WORK INSTRUCTIONS
For this exercise, restate every line below word for word and drop the images.

=====

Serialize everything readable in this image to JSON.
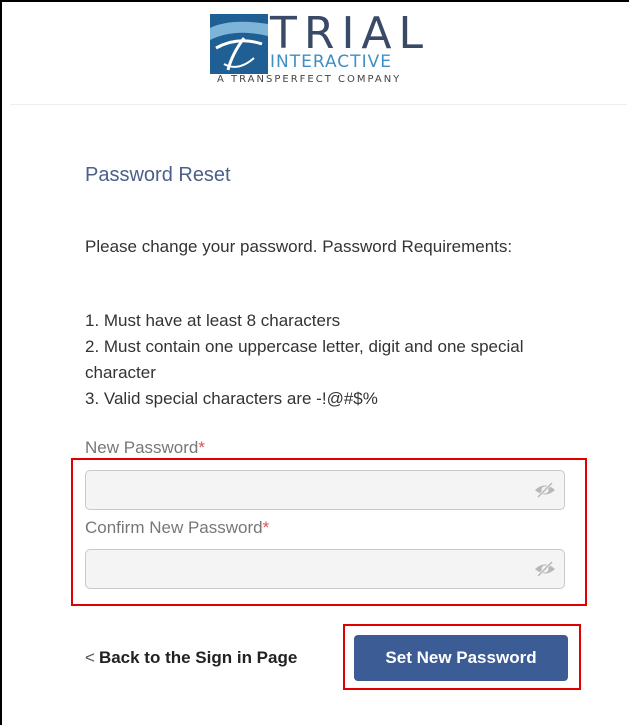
{
  "logo": {
    "name": "TRIAL",
    "subtitle": "INTERACTIVE",
    "tagline": "A TRANSPERFECT COMPANY"
  },
  "form": {
    "title": "Password Reset",
    "intro": "Please change your password. Password Requirements:",
    "requirements": [
      "1. Must have at least 8 characters",
      "2. Must contain one uppercase letter, digit and one special character",
      "3. Valid special characters are -!@#$%"
    ],
    "new_password_label": "New Password",
    "confirm_password_label": "Confirm New Password",
    "required_marker": "*",
    "new_password_value": "",
    "confirm_password_value": "",
    "back_prefix": "<",
    "back_label": "Back to the Sign in Page",
    "submit_label": "Set New Password"
  },
  "colors": {
    "title": "#4a5f8a",
    "button": "#3b5c94",
    "required": "#e05050",
    "highlight": "#e00000"
  }
}
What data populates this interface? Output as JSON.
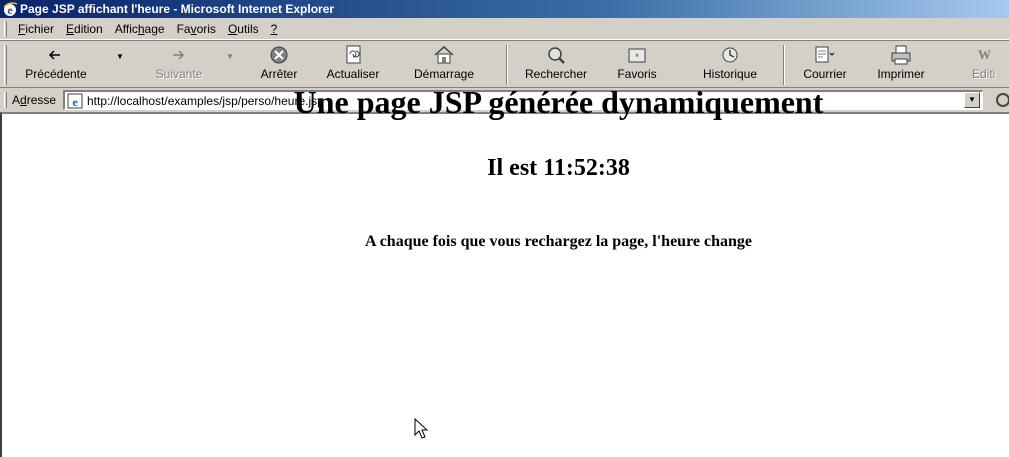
{
  "window": {
    "title": "Page JSP affichant l'heure - Microsoft Internet Explorer"
  },
  "menu": {
    "items": [
      {
        "pre": "",
        "key": "F",
        "post": "ichier"
      },
      {
        "pre": "",
        "key": "E",
        "post": "dition"
      },
      {
        "pre": "Affic",
        "key": "h",
        "post": "age"
      },
      {
        "pre": "Fa",
        "key": "v",
        "post": "oris"
      },
      {
        "pre": "",
        "key": "O",
        "post": "utils"
      },
      {
        "pre": "",
        "key": "?",
        "post": ""
      }
    ]
  },
  "toolbar": {
    "back_label": "Précédente",
    "forward_label": "Suivante",
    "stop_label": "Arrêter",
    "refresh_label": "Actualiser",
    "home_label": "Démarrage",
    "search_label": "Rechercher",
    "favorites_label": "Favoris",
    "history_label": "Historique",
    "mail_label": "Courrier",
    "print_label": "Imprimer",
    "edit_label": "Editi"
  },
  "address": {
    "label_pre": "A",
    "label_key": "d",
    "label_post": "resse",
    "url": "http://localhost/examples/jsp/perso/heure.jsp"
  },
  "page": {
    "heading": "Une page JSP générée dynamiquement",
    "time_line": "Il est 11:52:38",
    "note": "A chaque fois que vous rechargez la page, l'heure change"
  },
  "icons": {
    "app": "ie-logo-icon",
    "cursor": "mouse-pointer-icon"
  }
}
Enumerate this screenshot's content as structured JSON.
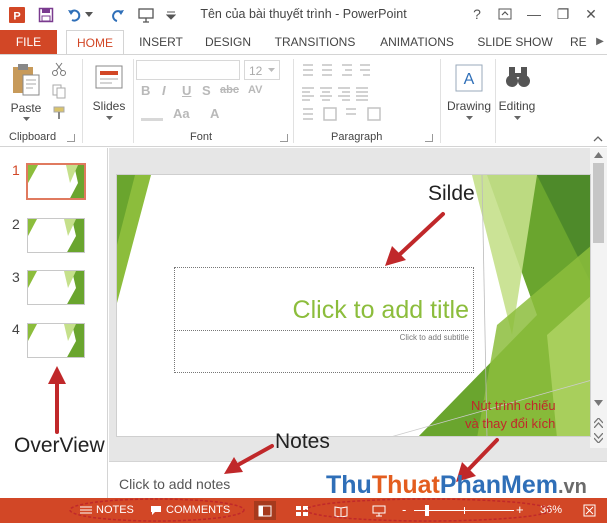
{
  "window": {
    "title": "Tên của bài thuyết trình - PowerPoint",
    "minimize_glyph": "—",
    "restore_glyph": "❐",
    "close_glyph": "✕",
    "help_glyph": "?"
  },
  "tabs": [
    {
      "label": "FILE"
    },
    {
      "label": "HOME"
    },
    {
      "label": "INSERT"
    },
    {
      "label": "DESIGN"
    },
    {
      "label": "TRANSITIONS"
    },
    {
      "label": "ANIMATIONS"
    },
    {
      "label": "SLIDE SHOW"
    },
    {
      "label": "RE"
    }
  ],
  "ribbon": {
    "paste_label": "Paste",
    "slides_label": "Slides",
    "font_size_value": "12",
    "drawing_label": "Drawing",
    "editing_label": "Editing",
    "groups": {
      "clipboard": "Clipboard",
      "font": "Font",
      "paragraph": "Paragraph"
    },
    "format_buttons": [
      "B",
      "I",
      "U",
      "S",
      "abc",
      "AV",
      "Aa",
      "A"
    ]
  },
  "thumbnails": [
    {
      "number": "1",
      "selected": true
    },
    {
      "number": "2",
      "selected": false
    },
    {
      "number": "3",
      "selected": false
    },
    {
      "number": "4",
      "selected": false
    }
  ],
  "slide": {
    "title_placeholder": "Click to add title",
    "subtitle_placeholder": "Click to add subtitle",
    "accent_color": "#8cbd3c"
  },
  "notes": {
    "placeholder": "Click to add notes"
  },
  "statusbar": {
    "notes_label": "NOTES",
    "comments_label": "COMMENTS",
    "zoom_level": "36%",
    "zoom_minus": "-",
    "zoom_plus": "+",
    "color": "#d24726"
  },
  "annotations": {
    "slide_label": "Silde",
    "overview_label": "OverView",
    "notes_label": "Notes",
    "views_label_line1": "Nút trình chiếu",
    "views_label_line2": "và thay đổi kích"
  },
  "watermark": {
    "part1": "Thu",
    "part2": "Thuat",
    "part3": "PhanMem",
    "part4": ".vn"
  }
}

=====

RESULT OF THIS EXERCISE
Serialize everything readable in this image to JSON.
{
  "logo": {
    "name": "TRIAL",
    "subtitle": "INTERACTIVE",
    "tagline": "A TRANSPERFECT COMPANY"
  },
  "form": {
    "title": "Password Reset",
    "intro": "Please change your password. Password Requirements:",
    "requirements": [
      "1. Must have at least 8 characters",
      "2. Must contain one uppercase letter, digit and one special character",
      "3. Valid special characters are -!@#$%"
    ],
    "new_password_label": "New Password",
    "confirm_password_label": "Confirm New Password",
    "required_marker": "*",
    "new_password_value": "",
    "confirm_password_value": "",
    "back_prefix": "<",
    "back_label": "Back to the Sign in Page",
    "submit_label": "Set New Password"
  },
  "colors": {
    "title": "#4a5f8a",
    "button": "#3b5c94",
    "required": "#e05050",
    "highlight": "#e00000"
  }
}
What data populates this interface? Output as JSON.
{
  "window": {
    "title": "Page JSP affichant l'heure - Microsoft Internet Explorer"
  },
  "menu": {
    "items": [
      {
        "pre": "",
        "key": "F",
        "post": "ichier"
      },
      {
        "pre": "",
        "key": "E",
        "post": "dition"
      },
      {
        "pre": "Affic",
        "key": "h",
        "post": "age"
      },
      {
        "pre": "Fa",
        "key": "v",
        "post": "oris"
      },
      {
        "pre": "",
        "key": "O",
        "post": "utils"
      },
      {
        "pre": "",
        "key": "?",
        "post": ""
      }
    ]
  },
  "toolbar": {
    "back_label": "Précédente",
    "forward_label": "Suivante",
    "stop_label": "Arrêter",
    "refresh_label": "Actualiser",
    "home_label": "Démarrage",
    "search_label": "Rechercher",
    "favorites_label": "Favoris",
    "history_label": "Historique",
    "mail_label": "Courrier",
    "print_label": "Imprimer",
    "edit_label": "Editi"
  },
  "address": {
    "label_pre": "A",
    "label_key": "d",
    "label_post": "resse",
    "url": "http://localhost/examples/jsp/perso/heure.jsp"
  },
  "page": {
    "heading": "Une page JSP générée dynamiquement",
    "time_line": "Il est 11:52:38",
    "note": "A chaque fois que vous rechargez la page, l'heure change"
  },
  "icons": {
    "app": "ie-logo-icon",
    "cursor": "mouse-pointer-icon"
  }
}
Enumerate this screenshot's content as structured JSON.
{
  "window": {
    "title": "Tên của bài thuyết trình - PowerPoint",
    "minimize_glyph": "—",
    "restore_glyph": "❐",
    "close_glyph": "✕",
    "help_glyph": "?"
  },
  "tabs": [
    {
      "label": "FILE"
    },
    {
      "label": "HOME"
    },
    {
      "label": "INSERT"
    },
    {
      "label": "DESIGN"
    },
    {
      "label": "TRANSITIONS"
    },
    {
      "label": "ANIMATIONS"
    },
    {
      "label": "SLIDE SHOW"
    },
    {
      "label": "RE"
    }
  ],
  "ribbon": {
    "paste_label": "Paste",
    "slides_label": "Slides",
    "font_size_value": "12",
    "drawing_label": "Drawing",
    "editing_label": "Editing",
    "groups": {
      "clipboard": "Clipboard",
      "font": "Font",
      "paragraph": "Paragraph"
    },
    "format_buttons": [
      "B",
      "I",
      "U",
      "S",
      "abc",
      "AV",
      "Aa",
      "A"
    ]
  },
  "thumbnails": [
    {
      "number": "1",
      "selected": true
    },
    {
      "number": "2",
      "selected": false
    },
    {
      "number": "3",
      "selected": false
    },
    {
      "number": "4",
      "selected": false
    }
  ],
  "slide": {
    "title_placeholder": "Click to add title",
    "subtitle_placeholder": "Click to add subtitle",
    "accent_color": "#8cbd3c"
  },
  "notes": {
    "placeholder": "Click to add notes"
  },
  "statusbar": {
    "notes_label": "NOTES",
    "comments_label": "COMMENTS",
    "zoom_level": "36%",
    "zoom_minus": "-",
    "zoom_plus": "+",
    "color": "#d24726"
  },
  "annotations": {
    "slide_label": "Silde",
    "overview_label": "OverView",
    "notes_label": "Notes",
    "views_label_line1": "Nút trình chiếu",
    "views_label_line2": "và thay đổi kích"
  },
  "watermark": {
    "part1": "Thu",
    "part2": "Thuat",
    "part3": "PhanMem",
    "part4": ".vn"
  }
}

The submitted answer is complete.